HUNGaMA

So finally the powers that be concede that malnutrition is a national shame! It took them a hell of a long time to do so. I have been harping about this for as long as I can remember. In an incisive article title Many mouths to feed, Annie Zaidi asks the disturbing and yet pertinent question: Do all Indians deserve to eat? Or do we believe that some of us deserve bottled water and broadband and truffles while some of us starve? The answer has to be a screaming YES! All 1,180,285,856 of us deserve to eat.

The recent HUGaMA report revealed some disturbing statistics: 60 % of the children suffer from some degree of malnutrition and 92% of the mothers surveyed had never heard of malnutrition. And how can we forget the most shocking statistic of all: 5000 children dying every day of malnutrition!

Now if we do believe that all Indians deserve to eat at least two square hot meals a day then why don't we get riled at such statistics! Why do we not stop and think while serving ourselves large plates of food at the lavish parties we attend. Why don't we see all the food that goes in our dustbins and that is still perfectly edible and ponder? Why are we so inured to glaring disparities that stare us at the face each and every day: children begging, people rummaging for food in garbage dumps, people sleeping in the freezing cold. I do not know the answers. I only know that such matters make my blood run cold and boil at the same time. I am also at a loss to understand why the so called well to do, intelligent and educated citizens of our country do not raise their voice as they did on the matter of corruption and the much talked about Lok Pal bill.

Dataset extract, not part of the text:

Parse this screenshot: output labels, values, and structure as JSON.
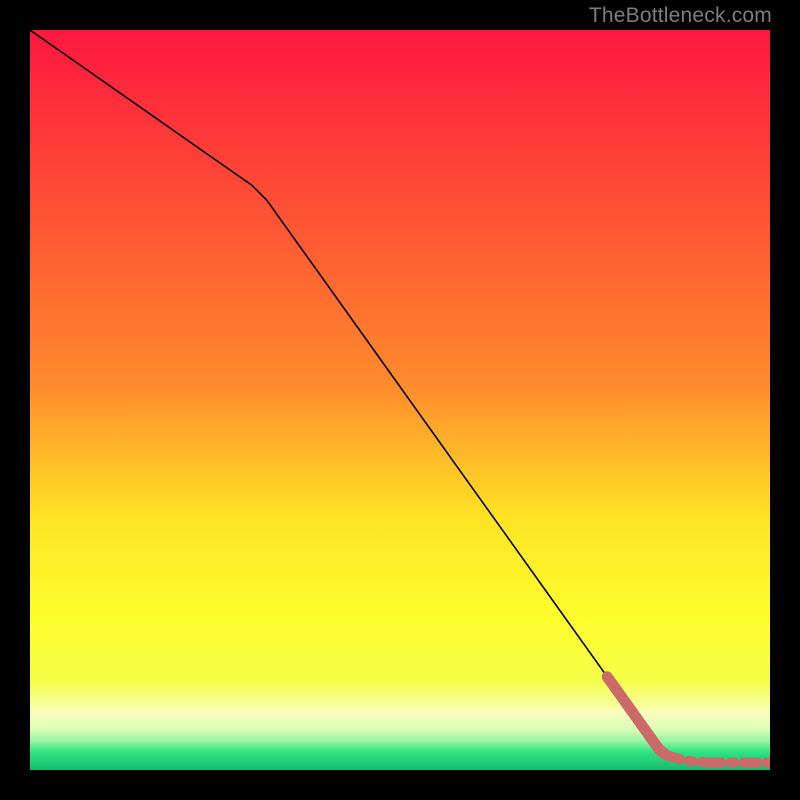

Millions do not get even a square meal a day. Millions of our children are stunted and malnourished. At the same time unimaginable amounts of food grain rot every year. Something is so very wrong and yet we remain mute and aloof.

The powers that be however are on the prowl and have sensed a good way to appease a public reeling under food rise and inflation. Why not push the Food Security Bill. It will have the much needed feelgood factor. But beware the said bill has a huge flow: though it legislates for specific amounts of food grains to be distributed to needy families, it lacks detail on how it plans to ensure this allocation.

According to a well written article without paying attention to effective distribution, the bill will simply exacerbate the problem of food wastage while millions continue to starve. Would it be impertinent to add: whilst many will find new ways of lining their bottomless pockets. Moreover according to the same article the bill will not uplift the rural population and actually hurt the farmer.

Wonder why? Another article gives a very precise example of how the true beneficiaries will fall out of the net courtesy the famed Socio Economic and Caste Census which is a mockery of the poor. If you have a mud house but it has a tarpaulin you fall off the net. Or what about this exmaple: Nani Devi, a 60-year-old  lives with her husband in a kuccha room house in Purohitaan village in Jaipur district. She has three sons, but all of them live separately and do not support them. The illiterate couple who belong to Scheduled Caste category has got a job card and is beneficiary under MGNREGA, but old age does not allow them to work much. They too will not get the famed BPL card and thus access to cheaper food.

Yet in all likelihood the bill will be passed as it is the pet project of the real powers that be and no political party would dare oppose it as it may anger the poor who see it as a panacea to all ills and are not able to understand the flaws and drawbacks. It seems to answer the very question stated at the beginning of this piece: do all Indians deserve to eat? And if the answer is yes, then it is time we found our selfish voices and did something. But will we? That remains the question.